Corrosion Protection

Galvanic Corrosion

Corrosion is the deterioration of a metal because of a reaction with its environment. The products of corrosion vary widely, from the flaky red dust of iron to the relatively benign oxide over aluminum. In general, corrosion should be avoided or minimized where possible.

There are many types of corrosion, but a particular type called galvanic corrosion is most important for inserts and fasteners. Galvanic corrosion occurs when dissimilar metals are in contact in the presence of an electrolytic solution.All metals exhibit different degrees of "activity" or "nobility" and can be arranged in a galvanic series of increasing activity. Gold and platinum are most noble, while zinc and magnesium are most active. The most common electrolytic solution encountered is ordinary water. Seawater or salt spray is more damaging because of high concentrations of dissolved salts.

The best way to preclude galvanic corrosion is to use similar potential metals and eliminate the electrolyte conductor.

The active stainless steel CoilThread® Insert are not passivated. This minimizes the possibility of galvanic corrosion occurring when they are installed in aluminum or magnesium parent materials.

Some additional precautions for reducing galvanic corrosion are:

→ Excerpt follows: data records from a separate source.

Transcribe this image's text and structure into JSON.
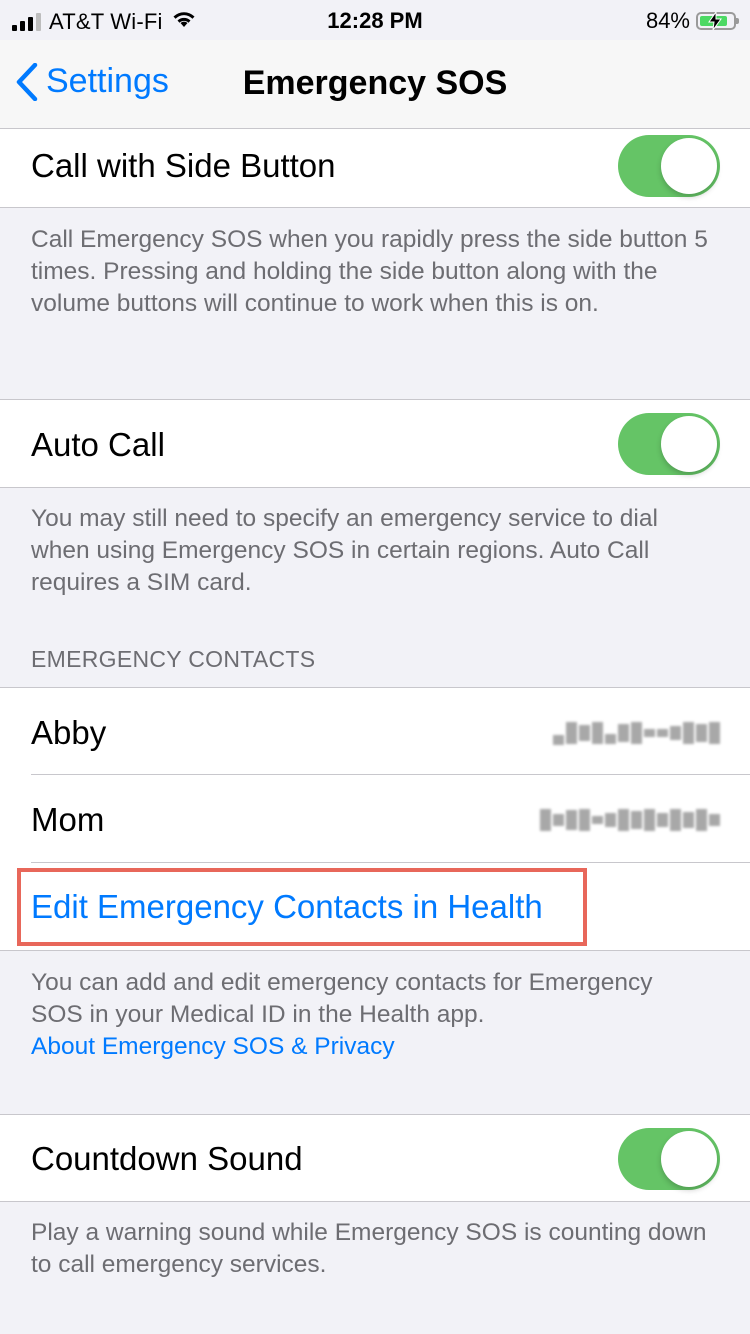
{
  "status_bar": {
    "carrier": "AT&T Wi-Fi",
    "time": "12:28 PM",
    "battery_percent": "84%",
    "battery_level": 0.84,
    "signal_icon": "signal-bars-icon",
    "wifi_icon": "wifi-icon",
    "battery_icon": "battery-charging-icon"
  },
  "nav": {
    "back_label": "Settings",
    "title": "Emergency SOS"
  },
  "call_with_side_button": {
    "label": "Call with Side Button",
    "enabled": true,
    "footer": "Call Emergency SOS when you rapidly press the side button 5 times. Pressing and holding the side button along with the volume buttons will continue to work when this is on."
  },
  "auto_call": {
    "label": "Auto Call",
    "enabled": true,
    "footer": "You may still need to specify an emergency service to dial when using Emergency SOS in certain regions. Auto Call requires a SIM card."
  },
  "emergency_contacts": {
    "header": "EMERGENCY CONTACTS",
    "contacts": [
      {
        "name": "Abby"
      },
      {
        "name": "Mom"
      }
    ],
    "edit_link": "Edit Emergency Contacts in Health",
    "footer": "You can add and edit emergency contacts for Emergency SOS in your Medical ID in the Health app.",
    "about_link": "About Emergency SOS & Privacy"
  },
  "countdown_sound": {
    "label": "Countdown Sound",
    "enabled": true,
    "footer": "Play a warning sound while Emergency SOS is counting down to call emergency services."
  },
  "colors": {
    "accent": "#007aff",
    "toggle_on": "#65c466",
    "highlight_box": "#e8675a",
    "background": "#f2f2f7"
  }
}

  1. Isolate the fasteners from the electrolyte. This can be done through gasketing or sealing.
  2. Specify cadmium plated inserts. The cadmium plate provides a sacrificial barrier against corrosion. In addition, the cadmium plate has lubricating properties that minimize galling when stainless steel screws are used.
  3. Apply corrosion inhibiting pastes or compounds to the screw. These include zinc chromate primer (MIL-P-8585) and strontium chromate primer (MIL-P-23377).

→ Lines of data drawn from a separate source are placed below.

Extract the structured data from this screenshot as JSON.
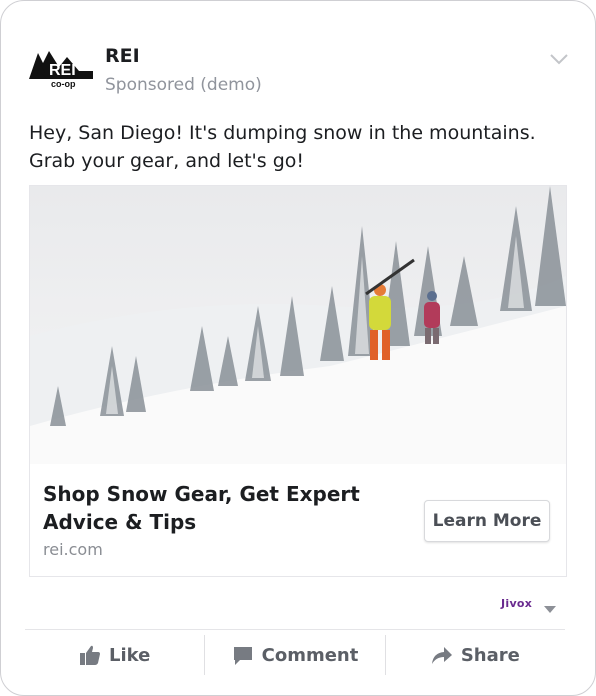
{
  "post": {
    "brand": "REI",
    "sponsored": "Sponsored (demo)",
    "message": "Hey, San Diego! It's dumping snow in the mountains. Grab your gear, and let's go!",
    "logo_text_top": "REI",
    "logo_text_bottom": "co-op"
  },
  "ad": {
    "headline": "Shop Snow Gear, Get Expert Advice & Tips",
    "domain": "rei.com",
    "cta": "Learn More"
  },
  "ad_network": {
    "label": "Jivox"
  },
  "actions": {
    "like": "Like",
    "comment": "Comment",
    "share": "Share"
  },
  "icons": {
    "menu": "chevron-down-icon",
    "like": "thumbs-up-icon",
    "comment": "speech-bubble-icon",
    "share": "share-arrow-icon"
  },
  "colors": {
    "text": "#1c1e21",
    "muted": "#90949c",
    "jivox": "#6a2b8f"
  }
}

    Note: Pastes applied to the CoilThread insert can become trapped between the wire and the hole and can cause loss of proper tolerance. It is therefore recommended to apply the paste only to the screw, not the insert. If Zinc chromate primer is applied to the tapped hole, it should be thinned and applied sparingly. The insert should be installed while the primer is still wet.
  4. Specify a dry film lubricant such as molybdenum disulphide on the inserts. This provides a secondary barrier against corrosion.
  5. Where practical, or when it will not interfere with the completed assembly, the external joint should be coated with a suitable paint.

If you have any questions, please contact us.